Display Settings:

Format

Send to:

Choose Destination
See comment in PubMed Commons below
Stroke. 2006 Apr;37(4):967-72. Epub 2006 Mar 16.

Sleep-disordered breathing and acute ischemic stroke: diagnosis, risk factors, treatment, evolution, and long-term clinical outcome.

Author information

  • 1Department of Neurology, University Hospital, Bern, Switzerland. claudio.bassetti@usz.ch

Abstract

BACKGROUND AND PURPOSE:

Sleep-disordered breathing (SDB) is frequent in stroke patients. Risk factors, treatment response, short-term and long-term outcome of SDB in stroke patients are poorly known.

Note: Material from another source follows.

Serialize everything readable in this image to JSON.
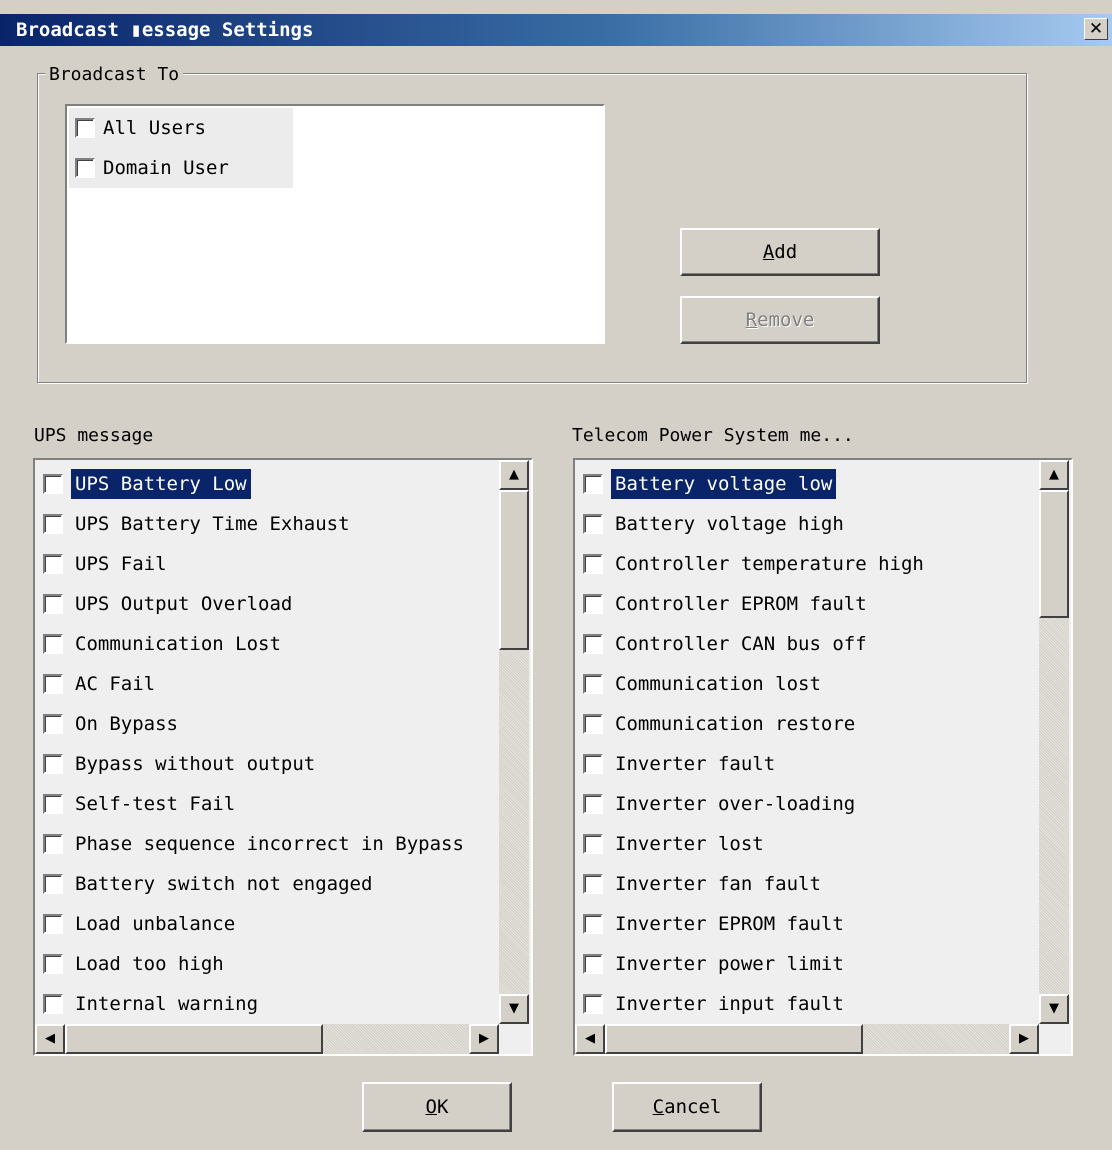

METHODS:

We prospectively studied 152 patients (mean age 56+/-13 years) with acute ischemic stroke. Cardiovascular risk factors, Epworth sleepiness score (ESS), stroke severity/etiology, and time of stroke onset were assessed. The apnea-hypopnea index (AHI) was determined 3+/-2 days after stroke onset and 6 months later (subacute phase). Continuous positive airway pressure (CPAP) treatment was started acutely in patients with SDB (AHI > or =15 or AHI > or =10+ESS >10). CPAP compliance, incidence of vascular events, and stroke outcome were assessed 60+/-16 months later (chronic phase).

RESULTS:

Initial AHI was 18+/-16 (> or =10 in 58%, > or =30 in 17% of patients) and decreased in the subacute phase (P<0.001). Age, diabetes, and nighttime stroke onset were independent predictors of AHI (r2=0.34). In patients with AHI > or =30, age, male gender, body mass index, diabetes, hypertension, coronary heart disease, ESS, and macroangiopathic etiology of stroke were significantly higher/more common than in patients with AHI <10. Long-term incidence of vascular events and stroke outcome were similar in both groups. CPAP was started in 51% and continued chronically in 15% of SDB pts. Long-term stroke mortality was associated with initial AHI, age, hypertension, diabetes, and coronary heart disease.

CONCLUSIONS:

SDB is common particularly in elderly stroke male patients with diabetes, nighttime stroke onset, and macroangiopathy as cause of stroke; it improves after the acute phase, is associated with an increased poststroke mortality, and can be treated with CPAP in a small percentage of patients.

PMID:
16543515
[PubMed - indexed for MEDLINE]
Free full text
PubMed Commons home

PubMed Commons

0 comments
How to join PubMed Commons

    Supplemental Content

    Icon for HighWire
    Loading ...
    Write to the Help Desk